Among the records, which lines hold the word "icon"? Pick them out.

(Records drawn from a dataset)
╔══
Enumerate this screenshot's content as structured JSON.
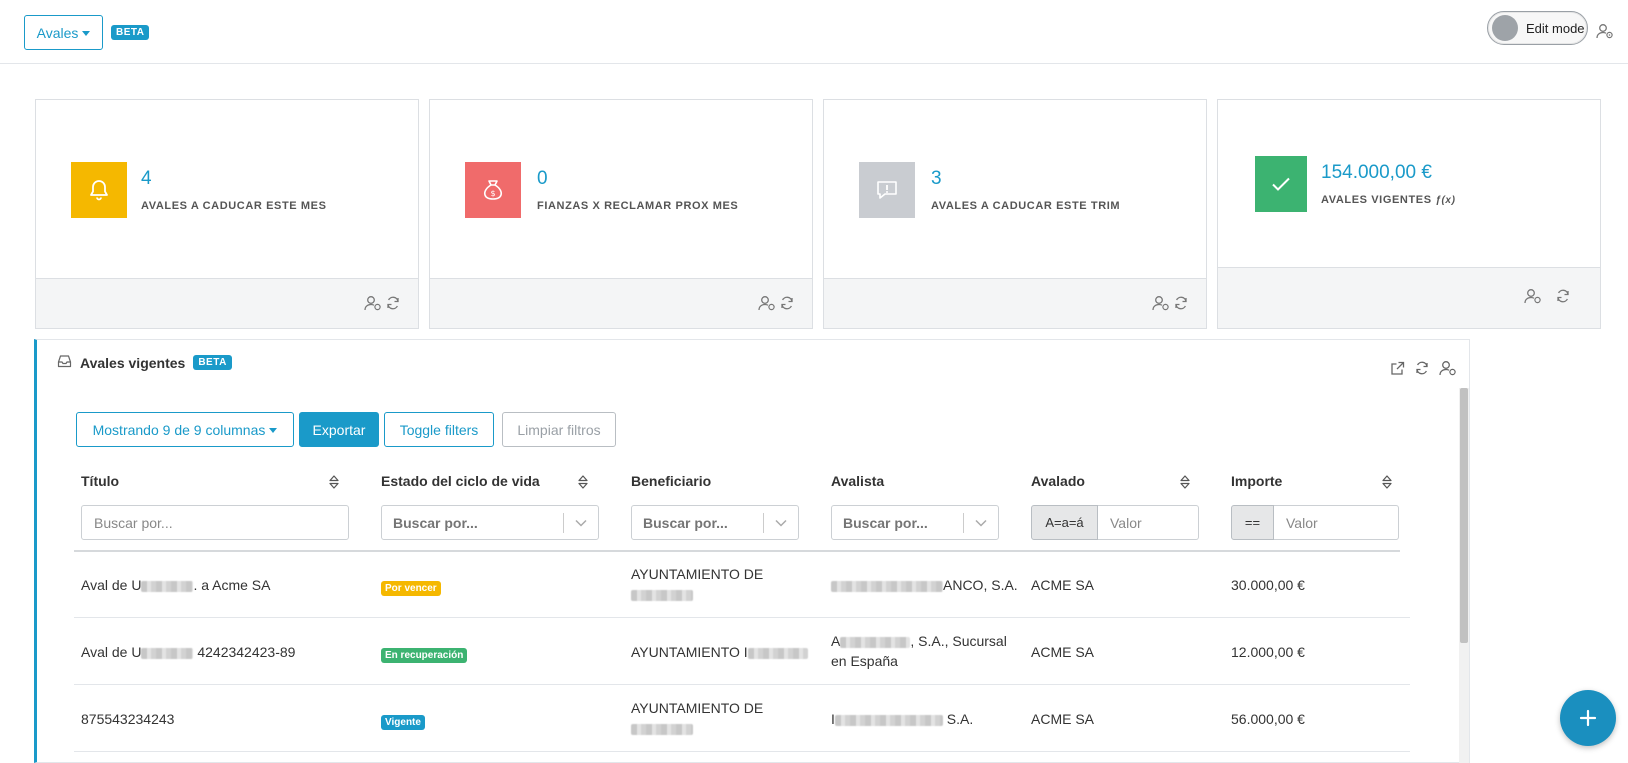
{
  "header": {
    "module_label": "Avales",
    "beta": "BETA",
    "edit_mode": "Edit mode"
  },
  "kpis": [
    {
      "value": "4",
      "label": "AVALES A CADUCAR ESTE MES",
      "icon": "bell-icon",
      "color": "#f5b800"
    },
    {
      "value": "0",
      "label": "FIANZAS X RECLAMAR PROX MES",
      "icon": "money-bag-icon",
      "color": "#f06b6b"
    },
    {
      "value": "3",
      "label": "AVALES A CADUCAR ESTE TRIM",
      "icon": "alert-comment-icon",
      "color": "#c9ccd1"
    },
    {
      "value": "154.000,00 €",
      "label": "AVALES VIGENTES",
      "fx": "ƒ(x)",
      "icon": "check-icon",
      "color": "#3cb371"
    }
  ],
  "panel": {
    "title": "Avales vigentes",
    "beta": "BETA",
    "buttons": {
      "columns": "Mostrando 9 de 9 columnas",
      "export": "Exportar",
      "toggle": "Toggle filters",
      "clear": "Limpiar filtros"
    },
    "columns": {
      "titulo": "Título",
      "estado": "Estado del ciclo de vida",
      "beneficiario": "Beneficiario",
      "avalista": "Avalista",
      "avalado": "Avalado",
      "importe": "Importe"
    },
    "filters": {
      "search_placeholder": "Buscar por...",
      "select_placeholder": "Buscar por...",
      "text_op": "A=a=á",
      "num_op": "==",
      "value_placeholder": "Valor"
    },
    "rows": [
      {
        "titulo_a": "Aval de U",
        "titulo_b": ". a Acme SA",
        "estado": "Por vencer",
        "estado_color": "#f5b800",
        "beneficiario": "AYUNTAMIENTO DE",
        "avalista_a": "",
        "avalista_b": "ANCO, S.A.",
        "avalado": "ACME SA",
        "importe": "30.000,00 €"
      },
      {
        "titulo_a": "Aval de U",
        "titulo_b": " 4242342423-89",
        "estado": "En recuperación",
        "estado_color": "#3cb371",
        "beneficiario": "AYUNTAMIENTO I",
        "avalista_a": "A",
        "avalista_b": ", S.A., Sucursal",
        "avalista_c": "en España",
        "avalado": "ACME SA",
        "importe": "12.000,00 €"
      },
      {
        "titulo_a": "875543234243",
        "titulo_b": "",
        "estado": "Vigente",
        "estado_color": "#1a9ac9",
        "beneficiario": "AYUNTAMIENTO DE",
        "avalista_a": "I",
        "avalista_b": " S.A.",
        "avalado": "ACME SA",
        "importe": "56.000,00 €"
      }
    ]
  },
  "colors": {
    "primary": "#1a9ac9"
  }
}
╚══
• _Exercise result_
      "icon": "bell-icon",
      "icon": "money-bag-icon",
      "icon": "alert-comment-icon",
      "icon": "check-icon",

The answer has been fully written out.